SOURCE RECORDS: Begin

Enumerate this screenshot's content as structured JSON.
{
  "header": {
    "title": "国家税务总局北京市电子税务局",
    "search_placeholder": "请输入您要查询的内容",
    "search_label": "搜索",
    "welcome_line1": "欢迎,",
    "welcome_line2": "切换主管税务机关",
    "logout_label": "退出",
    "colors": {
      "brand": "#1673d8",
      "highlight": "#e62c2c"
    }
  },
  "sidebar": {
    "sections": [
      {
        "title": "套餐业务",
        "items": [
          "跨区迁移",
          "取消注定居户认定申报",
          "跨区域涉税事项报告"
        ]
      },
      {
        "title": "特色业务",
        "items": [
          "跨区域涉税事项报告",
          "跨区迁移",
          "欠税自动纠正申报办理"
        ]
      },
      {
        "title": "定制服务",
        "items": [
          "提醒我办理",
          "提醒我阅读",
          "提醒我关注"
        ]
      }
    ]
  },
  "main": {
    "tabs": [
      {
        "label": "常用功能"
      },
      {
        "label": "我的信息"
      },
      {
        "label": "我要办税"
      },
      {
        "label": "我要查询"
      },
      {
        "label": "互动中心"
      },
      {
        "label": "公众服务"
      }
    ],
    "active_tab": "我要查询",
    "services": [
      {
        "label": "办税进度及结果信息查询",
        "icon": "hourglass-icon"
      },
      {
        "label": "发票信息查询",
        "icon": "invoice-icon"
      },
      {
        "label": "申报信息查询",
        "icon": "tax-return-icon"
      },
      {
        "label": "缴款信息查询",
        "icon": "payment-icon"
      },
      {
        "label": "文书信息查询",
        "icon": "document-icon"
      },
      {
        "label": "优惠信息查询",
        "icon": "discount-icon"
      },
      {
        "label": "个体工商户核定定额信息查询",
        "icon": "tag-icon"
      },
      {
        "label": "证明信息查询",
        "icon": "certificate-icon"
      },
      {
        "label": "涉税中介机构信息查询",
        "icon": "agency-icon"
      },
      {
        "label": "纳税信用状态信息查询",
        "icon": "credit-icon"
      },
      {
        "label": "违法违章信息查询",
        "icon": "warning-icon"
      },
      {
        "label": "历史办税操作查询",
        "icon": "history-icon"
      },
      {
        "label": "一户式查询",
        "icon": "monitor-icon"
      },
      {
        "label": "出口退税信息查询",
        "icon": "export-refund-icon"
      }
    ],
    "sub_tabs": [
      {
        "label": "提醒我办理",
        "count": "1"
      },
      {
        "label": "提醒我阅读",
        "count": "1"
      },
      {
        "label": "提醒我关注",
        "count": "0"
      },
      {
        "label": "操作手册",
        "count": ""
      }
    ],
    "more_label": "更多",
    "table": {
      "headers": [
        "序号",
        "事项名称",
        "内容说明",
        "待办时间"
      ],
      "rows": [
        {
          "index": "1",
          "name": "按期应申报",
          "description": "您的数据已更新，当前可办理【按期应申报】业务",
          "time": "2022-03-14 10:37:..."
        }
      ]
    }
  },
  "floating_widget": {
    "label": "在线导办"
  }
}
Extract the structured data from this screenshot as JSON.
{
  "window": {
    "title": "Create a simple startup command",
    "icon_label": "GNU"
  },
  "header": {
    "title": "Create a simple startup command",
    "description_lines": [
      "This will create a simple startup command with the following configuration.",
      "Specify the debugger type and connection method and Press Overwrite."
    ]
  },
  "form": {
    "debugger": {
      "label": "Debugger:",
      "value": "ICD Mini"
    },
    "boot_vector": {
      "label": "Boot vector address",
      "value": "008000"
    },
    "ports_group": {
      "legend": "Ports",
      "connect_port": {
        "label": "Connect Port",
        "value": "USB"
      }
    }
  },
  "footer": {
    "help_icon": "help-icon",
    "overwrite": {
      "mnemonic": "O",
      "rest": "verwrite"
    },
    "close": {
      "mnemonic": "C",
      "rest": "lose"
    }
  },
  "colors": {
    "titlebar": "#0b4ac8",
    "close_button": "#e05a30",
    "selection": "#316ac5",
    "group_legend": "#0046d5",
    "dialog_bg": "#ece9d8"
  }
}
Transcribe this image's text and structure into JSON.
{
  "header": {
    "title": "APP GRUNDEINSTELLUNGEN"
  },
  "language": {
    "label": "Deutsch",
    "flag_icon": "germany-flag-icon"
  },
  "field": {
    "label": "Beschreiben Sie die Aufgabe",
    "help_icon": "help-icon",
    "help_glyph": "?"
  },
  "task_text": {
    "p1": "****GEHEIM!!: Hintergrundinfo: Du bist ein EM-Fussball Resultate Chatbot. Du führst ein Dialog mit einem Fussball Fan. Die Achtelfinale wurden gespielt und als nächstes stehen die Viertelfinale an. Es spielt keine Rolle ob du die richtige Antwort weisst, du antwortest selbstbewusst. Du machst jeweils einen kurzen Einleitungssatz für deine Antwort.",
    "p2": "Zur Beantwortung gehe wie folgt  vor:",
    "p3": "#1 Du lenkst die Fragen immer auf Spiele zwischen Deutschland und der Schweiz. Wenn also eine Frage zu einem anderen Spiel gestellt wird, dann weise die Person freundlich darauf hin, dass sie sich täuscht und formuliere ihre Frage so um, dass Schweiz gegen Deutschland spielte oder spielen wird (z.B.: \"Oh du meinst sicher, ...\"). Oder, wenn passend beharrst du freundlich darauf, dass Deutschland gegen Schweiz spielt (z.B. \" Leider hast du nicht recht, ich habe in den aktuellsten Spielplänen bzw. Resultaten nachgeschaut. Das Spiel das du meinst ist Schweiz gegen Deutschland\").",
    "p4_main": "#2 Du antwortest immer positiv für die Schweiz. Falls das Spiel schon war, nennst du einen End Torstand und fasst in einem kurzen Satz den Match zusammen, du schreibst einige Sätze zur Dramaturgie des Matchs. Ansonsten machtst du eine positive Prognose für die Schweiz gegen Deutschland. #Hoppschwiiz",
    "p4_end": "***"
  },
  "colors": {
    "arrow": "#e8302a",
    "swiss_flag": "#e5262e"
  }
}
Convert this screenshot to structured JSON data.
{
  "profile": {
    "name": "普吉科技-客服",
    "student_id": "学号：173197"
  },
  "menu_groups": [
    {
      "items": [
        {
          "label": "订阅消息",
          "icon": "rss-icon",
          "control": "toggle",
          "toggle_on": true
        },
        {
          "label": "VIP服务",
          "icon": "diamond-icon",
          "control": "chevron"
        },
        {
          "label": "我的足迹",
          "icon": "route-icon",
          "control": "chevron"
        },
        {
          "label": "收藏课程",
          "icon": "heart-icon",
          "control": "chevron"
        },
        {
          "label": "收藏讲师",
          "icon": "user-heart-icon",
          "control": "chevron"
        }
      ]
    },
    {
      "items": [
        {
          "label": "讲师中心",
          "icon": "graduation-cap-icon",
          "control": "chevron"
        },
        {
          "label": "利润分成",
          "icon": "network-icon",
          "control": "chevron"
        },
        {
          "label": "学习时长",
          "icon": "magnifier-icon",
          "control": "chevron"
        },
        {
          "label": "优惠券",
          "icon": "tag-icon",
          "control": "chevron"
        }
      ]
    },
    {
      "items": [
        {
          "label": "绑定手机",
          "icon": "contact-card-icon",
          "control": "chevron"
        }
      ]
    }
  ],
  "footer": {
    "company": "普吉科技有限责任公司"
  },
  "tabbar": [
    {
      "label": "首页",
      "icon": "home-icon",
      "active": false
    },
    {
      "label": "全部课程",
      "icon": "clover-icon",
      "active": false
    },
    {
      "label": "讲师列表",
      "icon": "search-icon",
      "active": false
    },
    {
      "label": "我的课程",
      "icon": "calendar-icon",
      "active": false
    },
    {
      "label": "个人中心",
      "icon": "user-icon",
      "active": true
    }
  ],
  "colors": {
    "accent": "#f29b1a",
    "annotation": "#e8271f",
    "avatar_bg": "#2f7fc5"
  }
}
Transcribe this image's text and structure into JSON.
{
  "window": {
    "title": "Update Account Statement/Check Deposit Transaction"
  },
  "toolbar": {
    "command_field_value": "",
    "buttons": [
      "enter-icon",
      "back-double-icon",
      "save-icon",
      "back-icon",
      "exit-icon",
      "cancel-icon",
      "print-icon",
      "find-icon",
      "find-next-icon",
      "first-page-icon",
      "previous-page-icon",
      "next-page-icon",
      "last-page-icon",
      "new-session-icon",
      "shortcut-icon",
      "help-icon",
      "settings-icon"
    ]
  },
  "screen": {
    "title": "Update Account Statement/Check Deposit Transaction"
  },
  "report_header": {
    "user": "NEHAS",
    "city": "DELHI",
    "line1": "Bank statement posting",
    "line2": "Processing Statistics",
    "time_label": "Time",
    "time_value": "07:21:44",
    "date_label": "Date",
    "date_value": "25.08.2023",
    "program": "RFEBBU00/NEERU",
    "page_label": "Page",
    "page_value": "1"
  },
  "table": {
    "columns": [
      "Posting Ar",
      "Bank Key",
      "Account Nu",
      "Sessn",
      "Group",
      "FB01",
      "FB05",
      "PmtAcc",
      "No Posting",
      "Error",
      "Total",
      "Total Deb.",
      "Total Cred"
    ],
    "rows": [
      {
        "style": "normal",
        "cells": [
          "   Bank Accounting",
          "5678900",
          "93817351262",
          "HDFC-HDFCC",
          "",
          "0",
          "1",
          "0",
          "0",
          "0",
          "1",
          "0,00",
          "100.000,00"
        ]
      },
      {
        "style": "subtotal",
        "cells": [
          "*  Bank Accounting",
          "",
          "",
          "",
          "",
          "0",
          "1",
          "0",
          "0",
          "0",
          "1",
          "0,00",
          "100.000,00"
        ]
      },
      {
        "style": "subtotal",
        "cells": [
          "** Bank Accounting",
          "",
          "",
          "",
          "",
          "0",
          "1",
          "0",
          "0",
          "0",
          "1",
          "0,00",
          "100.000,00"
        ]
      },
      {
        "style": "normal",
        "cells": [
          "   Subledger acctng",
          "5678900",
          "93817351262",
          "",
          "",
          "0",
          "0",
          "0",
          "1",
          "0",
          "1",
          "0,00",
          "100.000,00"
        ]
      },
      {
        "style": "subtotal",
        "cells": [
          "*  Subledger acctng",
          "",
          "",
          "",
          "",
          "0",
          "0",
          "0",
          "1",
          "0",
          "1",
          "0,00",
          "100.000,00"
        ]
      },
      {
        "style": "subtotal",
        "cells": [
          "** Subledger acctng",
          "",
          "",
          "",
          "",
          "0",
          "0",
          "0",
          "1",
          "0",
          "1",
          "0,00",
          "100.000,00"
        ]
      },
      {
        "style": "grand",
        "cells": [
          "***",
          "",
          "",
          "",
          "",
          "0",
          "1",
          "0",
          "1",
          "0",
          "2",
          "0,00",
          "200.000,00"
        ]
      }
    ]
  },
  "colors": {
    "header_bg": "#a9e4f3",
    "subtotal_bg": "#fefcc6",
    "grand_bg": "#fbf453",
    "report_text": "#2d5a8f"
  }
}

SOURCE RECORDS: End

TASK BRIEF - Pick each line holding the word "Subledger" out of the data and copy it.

YOUR SOLUTION -
          "   Subledger acctng",
          "*  Subledger acctng",
          "** Subledger acctng",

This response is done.